A story of rock Phoenix who bares it all but still leaves some questions unanswered.
For all its good-timey stance, rock 'n' roll often leads to sadness and madness - it's rooted in blues, after all - and Andy Fraser knows that better than many. One of the best British bassists at 16, he was a self-proclaimed leader of FREE whose biggest hit, which gives a title of Fraser's autobiography, marked their undoing because the success it had brought went against the grain of that rootsiness and set Andy on the quest of self-searching that, what with the man's abandon in all his deeds, resulted in tragedy. Lesser mortals would give up to HIV and cancer, but not Andy Fraser who scratched his way back to normal life, to music and performing, so in his case what sounds like preaching in the beginning of this book is fully justified: and doesn't "All Right Now" sounds like a mantra to begin with?

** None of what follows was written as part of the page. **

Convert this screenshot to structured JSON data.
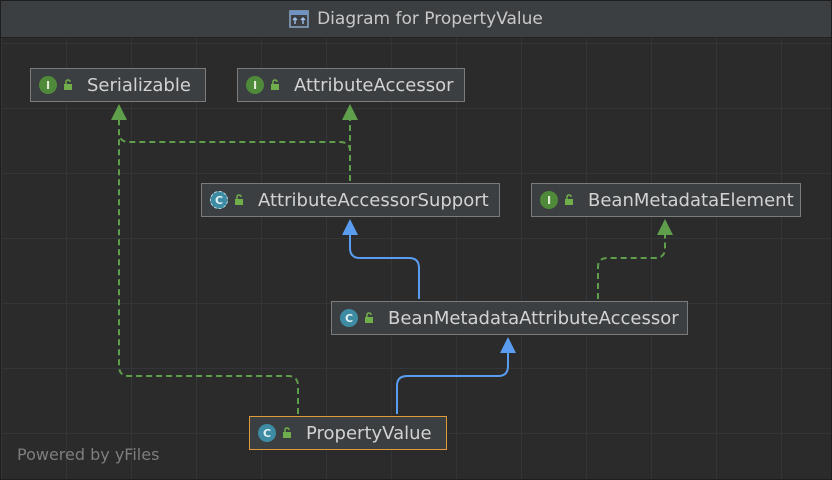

It's an honest book, where Fraser admits to his strengths and foibles that are tangled in an integral way which makes Andy's very personality, and there's a lot of personal stuff in here. Surely, for the most readers the main focus of it all is FREE, and although this story was told before, the Mr. Big reveals the band's inner mechanisms, one gem being a characterization of himself as the group's brain, Simon Kirke as the brain, Paul Kossoff as their soul and Paul Rodgers as the voice. Fraser doesn't dwell much on his famous attempt to "kidnap" the former Paul and save Koss from drugs, even though while mentioning it he goes as emotional as in other touchy places of the narrative, yet however Andy tries to suppress it, a rivalry with the latter Paul, his "All Right Now" co-writer, seems to be seeping through, as if the author is still looking for his erstwhile mate's approval of the music he does. He goes beyond that team, of course, and expands on his creative friendship with Frankie Miller, another survivor, and Robert Palmer, both having had hits penned by Fraser, although one of Fraser's ensembles, TOBY, remain as blind a spot as ever.

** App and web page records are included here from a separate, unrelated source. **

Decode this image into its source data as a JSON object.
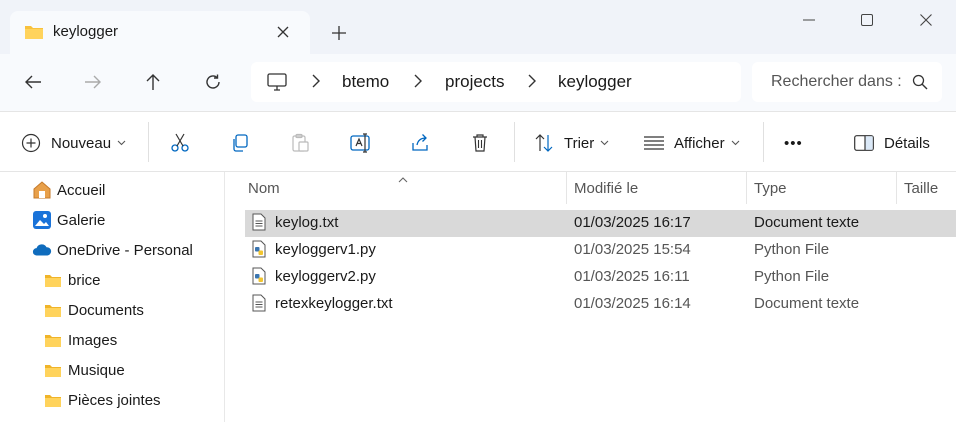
{
  "tab": {
    "title": "keylogger",
    "icon": "folder-icon"
  },
  "window": {
    "minimize": "minimize-icon",
    "maximize": "maximize-icon",
    "close": "close-icon"
  },
  "nav": {
    "back": "back-arrow-icon",
    "forward": "forward-arrow-icon",
    "up": "up-arrow-icon",
    "refresh": "refresh-icon"
  },
  "breadcrumb": [
    "btemo",
    "projects",
    "keylogger"
  ],
  "search": {
    "placeholder": "Rechercher dans : keylogger"
  },
  "toolbar": {
    "new_label": "Nouveau",
    "sort_label": "Trier",
    "view_label": "Afficher",
    "more_label": "•••",
    "details_label": "Détails"
  },
  "sidebar": {
    "items": [
      {
        "label": "Accueil",
        "icon": "home-icon"
      },
      {
        "label": "Galerie",
        "icon": "gallery-icon"
      },
      {
        "label": "OneDrive - Personal",
        "icon": "onedrive-cloud-icon"
      },
      {
        "label": "brice",
        "icon": "folder-icon"
      },
      {
        "label": "Documents",
        "icon": "folder-icon"
      },
      {
        "label": "Images",
        "icon": "folder-icon"
      },
      {
        "label": "Musique",
        "icon": "folder-icon"
      },
      {
        "label": "Pièces jointes",
        "icon": "folder-icon"
      }
    ]
  },
  "columns": {
    "name": "Nom",
    "modified": "Modifié le",
    "type": "Type",
    "size": "Taille"
  },
  "files": [
    {
      "name": "keylog.txt",
      "modified": "01/03/2025 16:17",
      "type": "Document texte",
      "icon": "text-file-icon",
      "selected": true
    },
    {
      "name": "keyloggerv1.py",
      "modified": "01/03/2025 15:54",
      "type": "Python File",
      "icon": "python-file-icon",
      "selected": false
    },
    {
      "name": "keyloggerv2.py",
      "modified": "01/03/2025 16:11",
      "type": "Python File",
      "icon": "python-file-icon",
      "selected": false
    },
    {
      "name": "retexkeylogger.txt",
      "modified": "01/03/2025 16:14",
      "type": "Document texte",
      "icon": "text-file-icon",
      "selected": false
    }
  ],
  "colors": {
    "accent": "#0067c0",
    "folder": "#f8c13c",
    "selected_row": "#d9d9d9",
    "titlebar": "#f0f3f9"
  }
}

At the same time, Andy doesn't turn a blind eye on his family situation, his coming out as gay, and the circumstances of falling down that well of sorrow from which he emerged even more belligerent than ever: when he compares those who, unlike him, don't support Barack Obama to homophobes, Fraser comes across as the same cocky teenager that rocked the Isle of Wight crowd in 1970. He returned there 42 years later with his protege named, surprisingly, Tobi, to see his music matters more to the masses than the politics Andy discusses in the last, the least compelling, part of the book. To those familiar to his story, the passages by his co-author Hughes, the instigator of the tome, may feel redundant but they provide a solid context to the narrative, and it's him who points out that Andy Fraser's most famous song allowed him to pay for his treatment. As it was, he's chosen the luxury of life over the life of luxury, so indeed, it's all right now.